● **Work to complete**
All records below must be written out exactly, with the pictures excluded.

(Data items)
::::::::
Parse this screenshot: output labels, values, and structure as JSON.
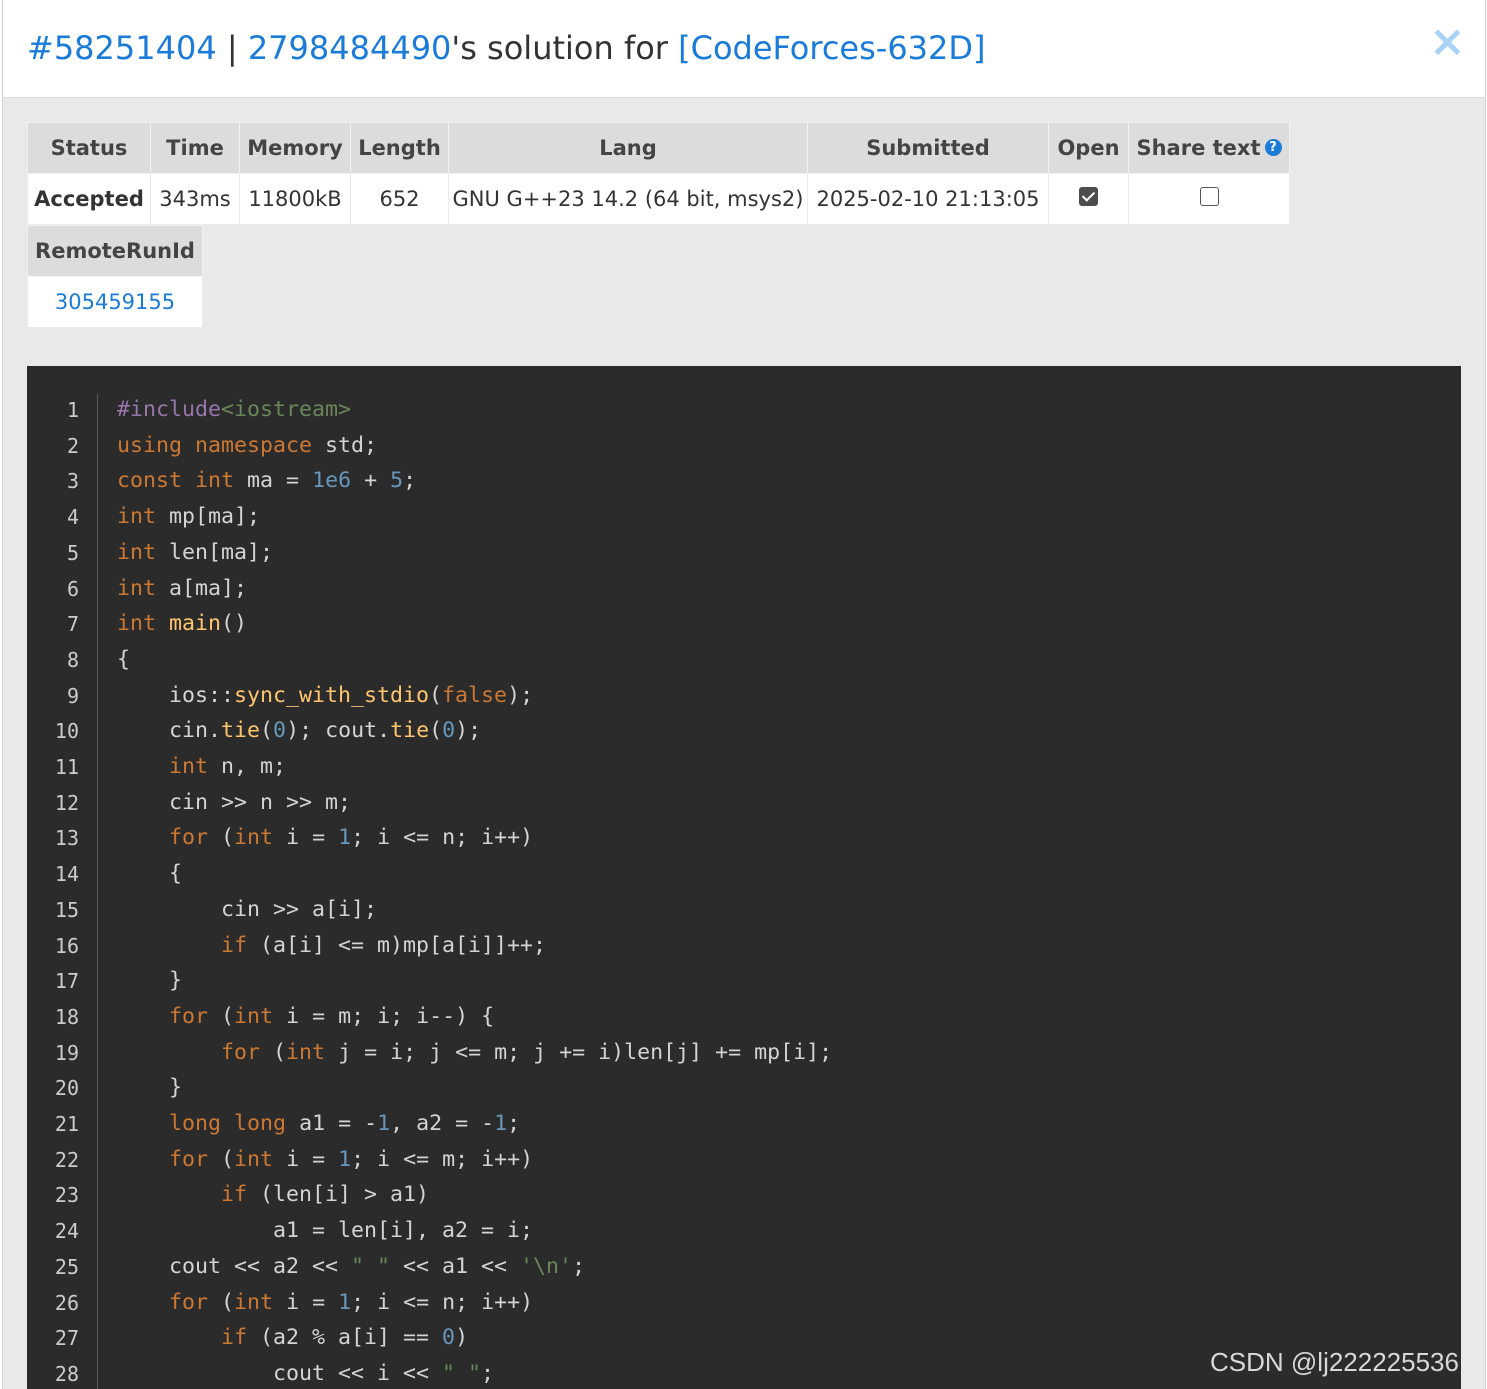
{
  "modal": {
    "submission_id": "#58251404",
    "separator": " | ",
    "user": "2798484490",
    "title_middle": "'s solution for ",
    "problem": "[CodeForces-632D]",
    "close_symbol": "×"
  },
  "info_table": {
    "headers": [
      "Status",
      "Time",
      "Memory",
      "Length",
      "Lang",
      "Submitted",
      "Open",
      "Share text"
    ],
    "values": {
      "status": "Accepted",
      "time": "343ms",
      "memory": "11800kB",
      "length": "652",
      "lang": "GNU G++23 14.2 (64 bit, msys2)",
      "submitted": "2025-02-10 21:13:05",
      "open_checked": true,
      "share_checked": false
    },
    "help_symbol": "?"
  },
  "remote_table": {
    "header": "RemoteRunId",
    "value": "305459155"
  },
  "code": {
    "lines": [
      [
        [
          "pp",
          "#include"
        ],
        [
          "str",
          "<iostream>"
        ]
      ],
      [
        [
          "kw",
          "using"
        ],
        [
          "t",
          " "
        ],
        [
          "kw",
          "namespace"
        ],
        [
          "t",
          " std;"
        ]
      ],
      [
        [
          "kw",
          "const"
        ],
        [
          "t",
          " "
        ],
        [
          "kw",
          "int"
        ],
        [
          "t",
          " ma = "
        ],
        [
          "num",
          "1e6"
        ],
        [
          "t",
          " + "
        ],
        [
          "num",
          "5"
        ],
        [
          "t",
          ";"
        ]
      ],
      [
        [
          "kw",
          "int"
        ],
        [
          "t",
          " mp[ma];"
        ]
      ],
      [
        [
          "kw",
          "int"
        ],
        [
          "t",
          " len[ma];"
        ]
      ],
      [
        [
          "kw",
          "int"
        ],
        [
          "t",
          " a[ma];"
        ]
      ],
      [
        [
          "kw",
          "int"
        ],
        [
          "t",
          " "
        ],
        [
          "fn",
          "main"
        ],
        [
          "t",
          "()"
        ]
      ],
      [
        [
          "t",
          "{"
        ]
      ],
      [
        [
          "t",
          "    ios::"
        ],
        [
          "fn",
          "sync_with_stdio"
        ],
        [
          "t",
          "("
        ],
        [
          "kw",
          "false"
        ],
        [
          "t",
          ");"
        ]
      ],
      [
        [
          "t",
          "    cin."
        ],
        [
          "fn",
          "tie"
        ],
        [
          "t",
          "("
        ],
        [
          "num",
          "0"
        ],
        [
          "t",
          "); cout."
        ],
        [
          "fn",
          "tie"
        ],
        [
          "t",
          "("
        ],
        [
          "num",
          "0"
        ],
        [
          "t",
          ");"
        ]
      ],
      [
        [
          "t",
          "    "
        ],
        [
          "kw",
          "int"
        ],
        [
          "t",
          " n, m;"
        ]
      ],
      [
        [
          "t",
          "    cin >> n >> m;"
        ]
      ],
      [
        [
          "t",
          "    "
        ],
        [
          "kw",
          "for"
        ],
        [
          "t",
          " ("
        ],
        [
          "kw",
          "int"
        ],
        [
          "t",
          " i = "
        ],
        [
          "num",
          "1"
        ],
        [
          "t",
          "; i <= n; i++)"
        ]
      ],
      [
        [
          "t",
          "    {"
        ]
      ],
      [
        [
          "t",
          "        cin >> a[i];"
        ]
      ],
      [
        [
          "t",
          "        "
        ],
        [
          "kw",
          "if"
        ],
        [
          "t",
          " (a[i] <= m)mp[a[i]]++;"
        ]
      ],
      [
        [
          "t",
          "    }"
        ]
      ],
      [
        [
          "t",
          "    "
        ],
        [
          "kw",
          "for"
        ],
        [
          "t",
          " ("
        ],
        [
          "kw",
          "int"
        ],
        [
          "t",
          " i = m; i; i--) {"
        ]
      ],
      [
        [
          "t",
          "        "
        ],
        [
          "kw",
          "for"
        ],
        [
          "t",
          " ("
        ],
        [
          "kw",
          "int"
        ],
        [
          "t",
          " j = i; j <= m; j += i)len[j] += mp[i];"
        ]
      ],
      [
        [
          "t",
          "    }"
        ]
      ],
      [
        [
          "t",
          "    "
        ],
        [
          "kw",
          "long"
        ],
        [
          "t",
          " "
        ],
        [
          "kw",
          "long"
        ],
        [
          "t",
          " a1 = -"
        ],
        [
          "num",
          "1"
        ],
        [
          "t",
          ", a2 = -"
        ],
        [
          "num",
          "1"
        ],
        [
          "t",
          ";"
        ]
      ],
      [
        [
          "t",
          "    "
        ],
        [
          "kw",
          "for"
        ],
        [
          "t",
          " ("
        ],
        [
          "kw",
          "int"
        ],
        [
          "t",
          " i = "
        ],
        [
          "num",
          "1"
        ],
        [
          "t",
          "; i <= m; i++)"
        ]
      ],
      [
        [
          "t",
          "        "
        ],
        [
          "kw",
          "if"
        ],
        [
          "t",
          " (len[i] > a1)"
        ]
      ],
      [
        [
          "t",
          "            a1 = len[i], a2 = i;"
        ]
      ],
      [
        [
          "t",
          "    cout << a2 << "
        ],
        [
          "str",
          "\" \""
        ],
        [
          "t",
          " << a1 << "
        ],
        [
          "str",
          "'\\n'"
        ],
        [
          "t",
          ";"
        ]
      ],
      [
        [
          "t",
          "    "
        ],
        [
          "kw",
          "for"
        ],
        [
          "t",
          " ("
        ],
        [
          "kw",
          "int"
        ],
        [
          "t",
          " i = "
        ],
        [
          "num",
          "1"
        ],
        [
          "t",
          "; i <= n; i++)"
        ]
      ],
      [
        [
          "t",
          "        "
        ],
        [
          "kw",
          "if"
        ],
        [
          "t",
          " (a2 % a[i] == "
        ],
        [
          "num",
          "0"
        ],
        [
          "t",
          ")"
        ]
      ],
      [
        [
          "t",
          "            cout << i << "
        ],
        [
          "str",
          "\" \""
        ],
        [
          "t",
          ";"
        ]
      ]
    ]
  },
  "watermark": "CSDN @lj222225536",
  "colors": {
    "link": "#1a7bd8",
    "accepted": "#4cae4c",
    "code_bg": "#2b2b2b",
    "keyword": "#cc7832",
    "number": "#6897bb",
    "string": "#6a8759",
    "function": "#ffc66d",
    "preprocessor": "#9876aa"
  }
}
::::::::
● **Answer to this task**
Parse this screenshot: output labels, values, and structure as JSON.
{
  "modal": {
    "submission_id": "#58251404",
    "separator": " | ",
    "user": "2798484490",
    "title_middle": "'s solution for ",
    "problem": "[CodeForces-632D]",
    "close_symbol": "×"
  },
  "info_table": {
    "headers": [
      "Status",
      "Time",
      "Memory",
      "Length",
      "Lang",
      "Submitted",
      "Open",
      "Share text"
    ],
    "values": {
      "status": "Accepted",
      "time": "343ms",
      "memory": "11800kB",
      "length": "652",
      "lang": "GNU G++23 14.2 (64 bit, msys2)",
      "submitted": "2025-02-10 21:13:05",
      "open_checked": true,
      "share_checked": false
    },
    "help_symbol": "?"
  },
  "remote_table": {
    "header": "RemoteRunId",
    "value": "305459155"
  },
  "code": {
    "lines": [
      [
        [
          "pp",
          "#include"
        ],
        [
          "str",
          "<iostream>"
        ]
      ],
      [
        [
          "kw",
          "using"
        ],
        [
          "t",
          " "
        ],
        [
          "kw",
          "namespace"
        ],
        [
          "t",
          " std;"
        ]
      ],
      [
        [
          "kw",
          "const"
        ],
        [
          "t",
          " "
        ],
        [
          "kw",
          "int"
        ],
        [
          "t",
          " ma = "
        ],
        [
          "num",
          "1e6"
        ],
        [
          "t",
          " + "
        ],
        [
          "num",
          "5"
        ],
        [
          "t",
          ";"
        ]
      ],
      [
        [
          "kw",
          "int"
        ],
        [
          "t",
          " mp[ma];"
        ]
      ],
      [
        [
          "kw",
          "int"
        ],
        [
          "t",
          " len[ma];"
        ]
      ],
      [
        [
          "kw",
          "int"
        ],
        [
          "t",
          " a[ma];"
        ]
      ],
      [
        [
          "kw",
          "int"
        ],
        [
          "t",
          " "
        ],
        [
          "fn",
          "main"
        ],
        [
          "t",
          "()"
        ]
      ],
      [
        [
          "t",
          "{"
        ]
      ],
      [
        [
          "t",
          "    ios::"
        ],
        [
          "fn",
          "sync_with_stdio"
        ],
        [
          "t",
          "("
        ],
        [
          "kw",
          "false"
        ],
        [
          "t",
          ");"
        ]
      ],
      [
        [
          "t",
          "    cin."
        ],
        [
          "fn",
          "tie"
        ],
        [
          "t",
          "("
        ],
        [
          "num",
          "0"
        ],
        [
          "t",
          "); cout."
        ],
        [
          "fn",
          "tie"
        ],
        [
          "t",
          "("
        ],
        [
          "num",
          "0"
        ],
        [
          "t",
          ");"
        ]
      ],
      [
        [
          "t",
          "    "
        ],
        [
          "kw",
          "int"
        ],
        [
          "t",
          " n, m;"
        ]
      ],
      [
        [
          "t",
          "    cin >> n >> m;"
        ]
      ],
      [
        [
          "t",
          "    "
        ],
        [
          "kw",
          "for"
        ],
        [
          "t",
          " ("
        ],
        [
          "kw",
          "int"
        ],
        [
          "t",
          " i = "
        ],
        [
          "num",
          "1"
        ],
        [
          "t",
          "; i <= n; i++)"
        ]
      ],
      [
        [
          "t",
          "    {"
        ]
      ],
      [
        [
          "t",
          "        cin >> a[i];"
        ]
      ],
      [
        [
          "t",
          "        "
        ],
        [
          "kw",
          "if"
        ],
        [
          "t",
          " (a[i] <= m)mp[a[i]]++;"
        ]
      ],
      [
        [
          "t",
          "    }"
        ]
      ],
      [
        [
          "t",
          "    "
        ],
        [
          "kw",
          "for"
        ],
        [
          "t",
          " ("
        ],
        [
          "kw",
          "int"
        ],
        [
          "t",
          " i = m; i; i--) {"
        ]
      ],
      [
        [
          "t",
          "        "
        ],
        [
          "kw",
          "for"
        ],
        [
          "t",
          " ("
        ],
        [
          "kw",
          "int"
        ],
        [
          "t",
          " j = i; j <= m; j += i)len[j] += mp[i];"
        ]
      ],
      [
        [
          "t",
          "    }"
        ]
      ],
      [
        [
          "t",
          "    "
        ],
        [
          "kw",
          "long"
        ],
        [
          "t",
          " "
        ],
        [
          "kw",
          "long"
        ],
        [
          "t",
          " a1 = -"
        ],
        [
          "num",
          "1"
        ],
        [
          "t",
          ", a2 = -"
        ],
        [
          "num",
          "1"
        ],
        [
          "t",
          ";"
        ]
      ],
      [
        [
          "t",
          "    "
        ],
        [
          "kw",
          "for"
        ],
        [
          "t",
          " ("
        ],
        [
          "kw",
          "int"
        ],
        [
          "t",
          " i = "
        ],
        [
          "num",
          "1"
        ],
        [
          "t",
          "; i <= m; i++)"
        ]
      ],
      [
        [
          "t",
          "        "
        ],
        [
          "kw",
          "if"
        ],
        [
          "t",
          " (len[i] > a1)"
        ]
      ],
      [
        [
          "t",
          "            a1 = len[i], a2 = i;"
        ]
      ],
      [
        [
          "t",
          "    cout << a2 << "
        ],
        [
          "str",
          "\" \""
        ],
        [
          "t",
          " << a1 << "
        ],
        [
          "str",
          "'\\n'"
        ],
        [
          "t",
          ";"
        ]
      ],
      [
        [
          "t",
          "    "
        ],
        [
          "kw",
          "for"
        ],
        [
          "t",
          " ("
        ],
        [
          "kw",
          "int"
        ],
        [
          "t",
          " i = "
        ],
        [
          "num",
          "1"
        ],
        [
          "t",
          "; i <= n; i++)"
        ]
      ],
      [
        [
          "t",
          "        "
        ],
        [
          "kw",
          "if"
        ],
        [
          "t",
          " (a2 % a[i] == "
        ],
        [
          "num",
          "0"
        ],
        [
          "t",
          ")"
        ]
      ],
      [
        [
          "t",
          "            cout << i << "
        ],
        [
          "str",
          "\" \""
        ],
        [
          "t",
          ";"
        ]
      ]
    ]
  },
  "watermark": "CSDN @lj222225536",
  "colors": {
    "link": "#1a7bd8",
    "accepted": "#4cae4c",
    "code_bg": "#2b2b2b",
    "keyword": "#cc7832",
    "number": "#6897bb",
    "string": "#6a8759",
    "function": "#ffc66d",
    "preprocessor": "#9876aa"
  }
}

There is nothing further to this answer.